Futuristic minibus with lots of glass elements and no driver's cab in a major American city

© ZF

In January 2023, ZF proudly presented the next generation of an autonomous Level 4 shuttle at the Electronics Show (CES) in Las Vegas. It was primarily intended to be used in mixed traffic in the city, for example as an autonomous bus line.

However, less than a year later, the company announced that it would discontinue its own production of autonomous shuttles and instead focus on engineering services and the further development of components for autonomous driving. The company justified its reorientation in the press release with a "slower market development than expected and the need for strict cost orientation due to the ongoing, multidimensional crisis and the progressive shift towards e-mobility".

The shuttle models from ZF subsidiary 2getthere, which are produced and sold by US licence partner Oceaneering, are not affected by this decision. They are designed for use on dedicated roadways. The RABus research project, in which ZF Friedrichshafen provides the technical components for the operation of the partially autonomous bus lines, will also continue as planned. An on-demand line with level 3 automation is set to go into operation this year and will provide better access to the new Franklin district of Mannheim. It could be driven by an eVito minibus converted with ZF technology.

ZF in trouble

Automotive supplier ZF Friedrichshafen is in a difficult financial situation, struggling with billions in debt and the complex challenges of the drivetrain revolution. In order to improve the situation, the possibility of an IPO is repeatedly discussed. At the moment, the Group is almost exclusively owned by the municipal Zeppelin Foundation. The works council fears that the Group intends to cut 12,000 jobs in Germany over the next few years. Two sites in North Rhine-Westphalia are to be closed, while the situation for others is still uncertain. There has been repeated speculation about the end of the company's own, very capital-intensive business with robotaxis.

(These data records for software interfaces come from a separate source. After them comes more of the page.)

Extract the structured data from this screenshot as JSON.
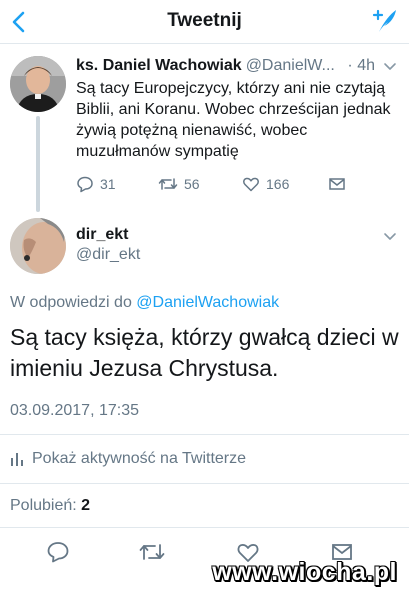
{
  "header": {
    "title": "Tweetnij"
  },
  "parent_tweet": {
    "name": "ks. Daniel Wachowiak",
    "handle": "@DanielW...",
    "time": "· 4h",
    "text": "Są tacy Europejczycy, którzy ani nie czytają Biblii, ani Koranu. Wobec chrześcijan jednak żywią potężną nienawiść, wobec muzułmanów sympatię",
    "replies": "31",
    "retweets": "56",
    "likes": "166"
  },
  "reply_tweet": {
    "name": "dir_ekt",
    "handle": "@dir_ekt",
    "reply_prefix": "W odpowiedzi do",
    "reply_mention": "@DanielWachowiak",
    "text": "Są tacy księża, którzy gwałcą dzieci w imieniu Jezusa Chrystusa.",
    "date": "03.09.2017, 17:35",
    "activity_label": "Pokaż aktywność na Twitterze",
    "likes_label": "Polubień:",
    "likes_count": "2"
  },
  "watermark": "www.wiocha.pl",
  "colors": {
    "accent": "#1da1f2",
    "secondary_text": "#657786",
    "divider": "#e1e8ed"
  }
}
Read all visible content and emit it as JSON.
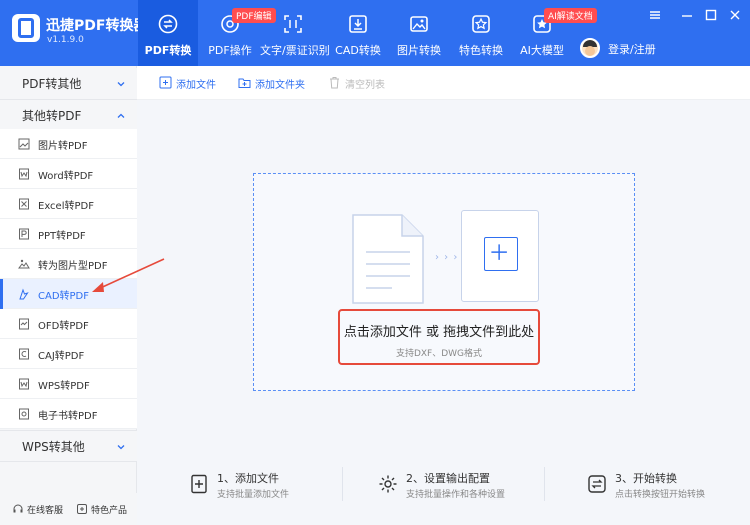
{
  "app": {
    "title": "迅捷PDF转换器",
    "version": "v1.1.9.0"
  },
  "nav": [
    {
      "label": "PDF转换",
      "icon": "convert-icon",
      "active": true
    },
    {
      "label": "PDF操作",
      "icon": "pdf-operate-icon",
      "badge": "PDF编辑"
    },
    {
      "label": "文字/票证识别",
      "icon": "scan-icon"
    },
    {
      "label": "CAD转换",
      "icon": "cad-icon"
    },
    {
      "label": "图片转换",
      "icon": "image-icon"
    },
    {
      "label": "特色转换",
      "icon": "star-icon"
    },
    {
      "label": "AI大模型",
      "icon": "ai-icon",
      "badge": "AI解读文档"
    }
  ],
  "login": {
    "label": "登录/注册"
  },
  "sidebar": {
    "group1": "PDF转其他",
    "group2": "其他转PDF",
    "group3": "WPS转其他",
    "items": [
      {
        "label": "图片转PDF",
        "icon": "image-file-icon"
      },
      {
        "label": "Word转PDF",
        "icon": "word-file-icon"
      },
      {
        "label": "Excel转PDF",
        "icon": "excel-file-icon"
      },
      {
        "label": "PPT转PDF",
        "icon": "ppt-file-icon"
      },
      {
        "label": "转为图片型PDF",
        "icon": "image-pdf-icon"
      },
      {
        "label": "CAD转PDF",
        "icon": "cad-file-icon",
        "active": true
      },
      {
        "label": "OFD转PDF",
        "icon": "ofd-file-icon"
      },
      {
        "label": "CAJ转PDF",
        "icon": "caj-file-icon"
      },
      {
        "label": "WPS转PDF",
        "icon": "wps-file-icon"
      },
      {
        "label": "电子书转PDF",
        "icon": "ebook-file-icon"
      }
    ],
    "bottom": {
      "service": "在线客服",
      "featured": "特色产品"
    }
  },
  "toolbar": {
    "add_file": "添加文件",
    "add_folder": "添加文件夹",
    "clear_list": "清空列表"
  },
  "dropzone": {
    "title": "点击添加文件 或 拖拽文件到此处",
    "subtitle": "支持DXF、DWG格式"
  },
  "steps": [
    {
      "title": "1、添加文件",
      "desc": "支持批量添加文件"
    },
    {
      "title": "2、设置输出配置",
      "desc": "支持批量操作和各种设置"
    },
    {
      "title": "3、开始转换",
      "desc": "点击转换按钮开始转换"
    }
  ],
  "colors": {
    "brand": "#2f6ff0",
    "highlight": "#e64a3b",
    "badge": "#ff4d4f"
  }
}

It is also possible that ZF has recognised that the market for autonomous shuttles is not yet ready. Consumer acceptance and trust in this technology is still low. By focussing on engineering services, ZF can continue to work on the development of autonomous vehicles while waiting for the right time to enter the market.